You and I are inheritors of hundreds of years of systemic racism in this country. Right here in Philadelphia, we are inheritors of the lynching era and prejudice, whether we want to be or not. We are inheritors of the world’s ancient bigotry, which seems to be getting worse, as in these days we watch the rise of anti-Semitism and hate crimes and the cruel bullying of those who are black or Muslim or trans or queer or an ethnic minority or some other other. We are inheritors of hatred, you and I. But we are also inheritors of this cross. We are heirs of God and joint heirs with Christ. We are heirs of this great sacrifice and the love that shaped it, and today, in the shadow of this cross, we are asked to do something with it. Today, we are called forth to love as Christ first loved us, to love like this beautiful, crooked death, to love fiercely and fully, to love bravely in the face of brutality, to love those who are oppressed and afflicted and in anguish, to love in word and in deed, to love our neighbors and our enemies, to love those who are hard to love, to love those who are hard to see, to love in the name of our Lord Jesus, to love all in the shape of this holy cross. For our sake, God let his Son die this crooked death, to give us a chance to do just this, to be loved and to love wholly and freely. Come, let us bow down before the wood of this cross. Come, let us worship. Come, let us be provoked by this great love to our own love.
*The details of this story come from the book Coatesville and the Lynching of Zachariah Walker by Dennis B. Downey and Raymond M. Hyser

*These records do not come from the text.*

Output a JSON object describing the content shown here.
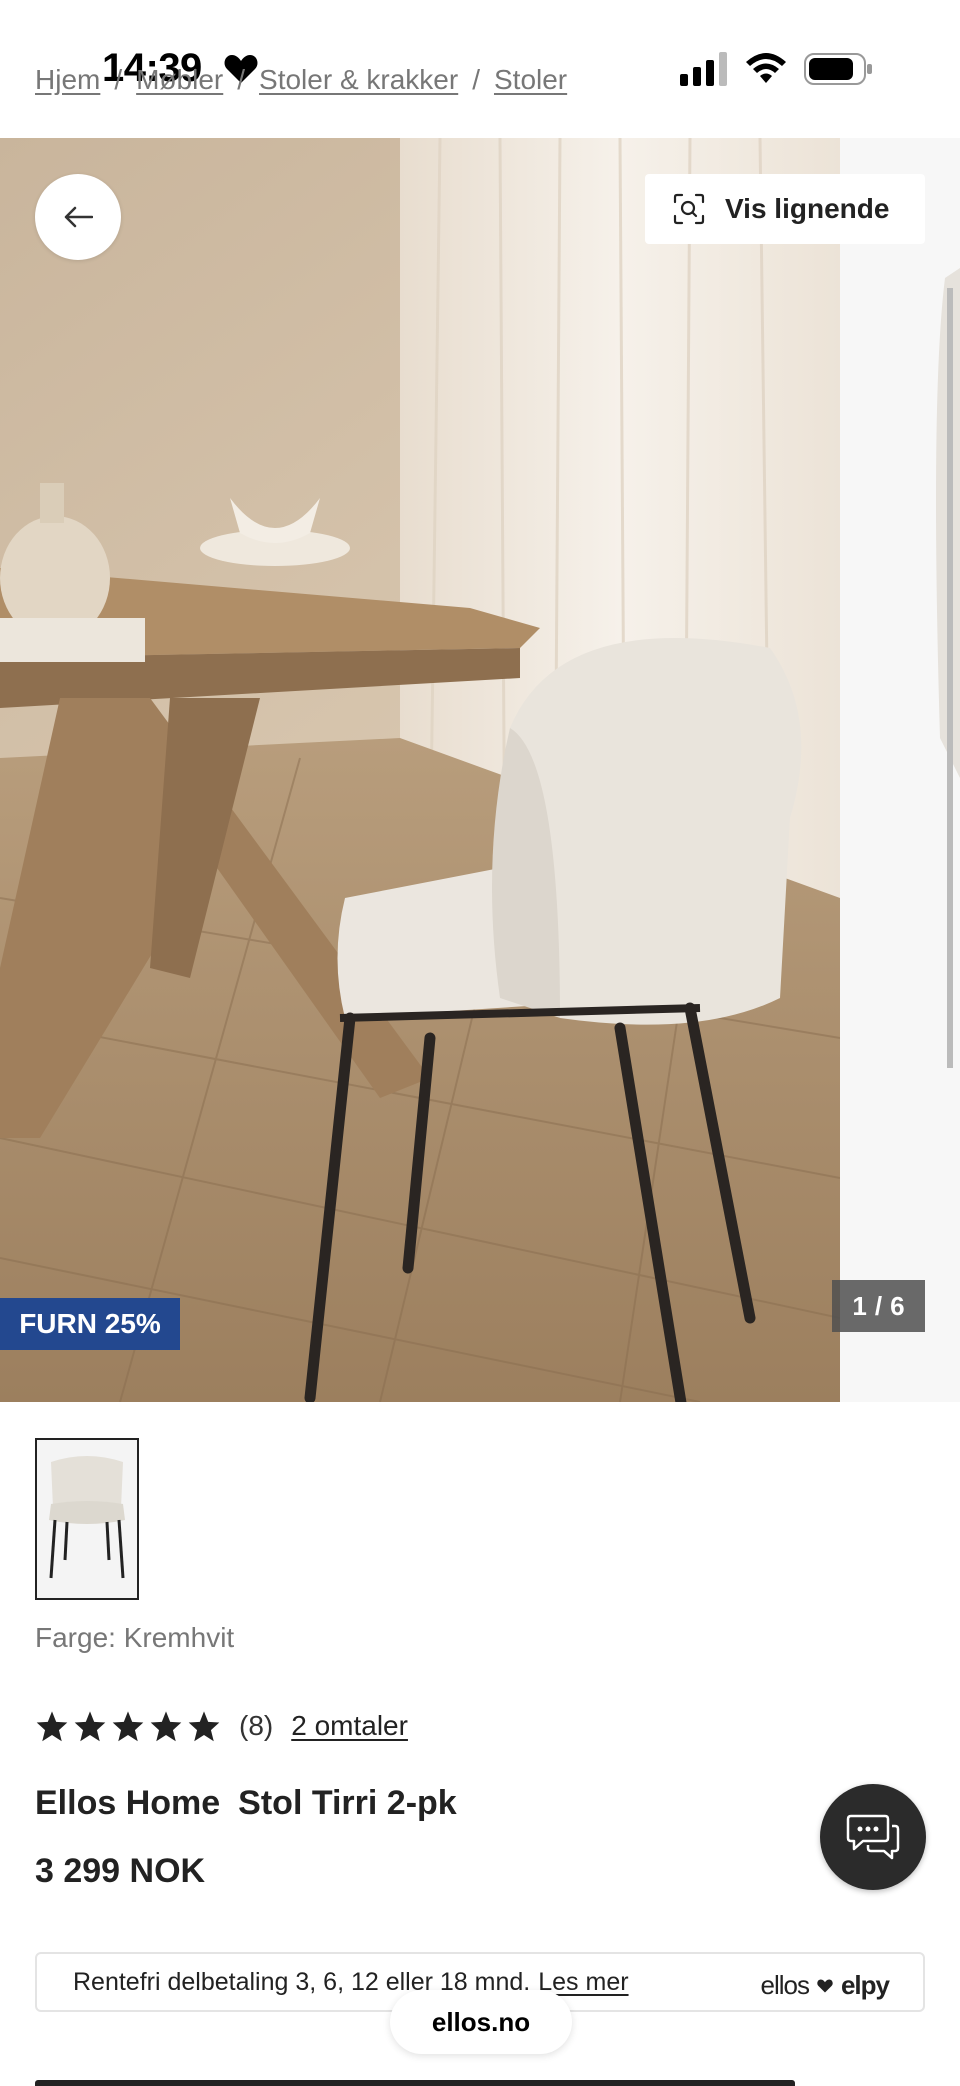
{
  "status_bar": {
    "time": "14:39"
  },
  "breadcrumb": [
    {
      "label": "Hjem"
    },
    {
      "label": "Møbler"
    },
    {
      "label": "Stoler & krakker"
    },
    {
      "label": "Stoler"
    }
  ],
  "breadcrumb_separator": "/",
  "gallery": {
    "similar_label": "Vis lignende",
    "promo_badge": "FURN 25%",
    "current_index": "1",
    "counter_separator": "/",
    "total": "6"
  },
  "product": {
    "color_label": "Farge:",
    "color_value": "Kremhvit",
    "rating_stars": 5,
    "rating_count": "(8)",
    "reviews_link": "2 omtaler",
    "brand": "Ellos Home",
    "name": "Stol Tirri 2-pk",
    "price": "3 299 NOK"
  },
  "installment": {
    "text": "Rentefri delbetaling 3, 6, 12 eller 18 mnd.",
    "link": "Les mer",
    "partner_left": "ellos",
    "partner_right": "elpy"
  },
  "url": "ellos.no",
  "colors": {
    "promo_blue": "#23488f",
    "dark": "#222222",
    "muted": "#777777",
    "chat_bg": "#2b2b2b"
  }
}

Preached by Mother Erika Takacs
Good Friday 2018
Saint Mark's Church, Philadelphia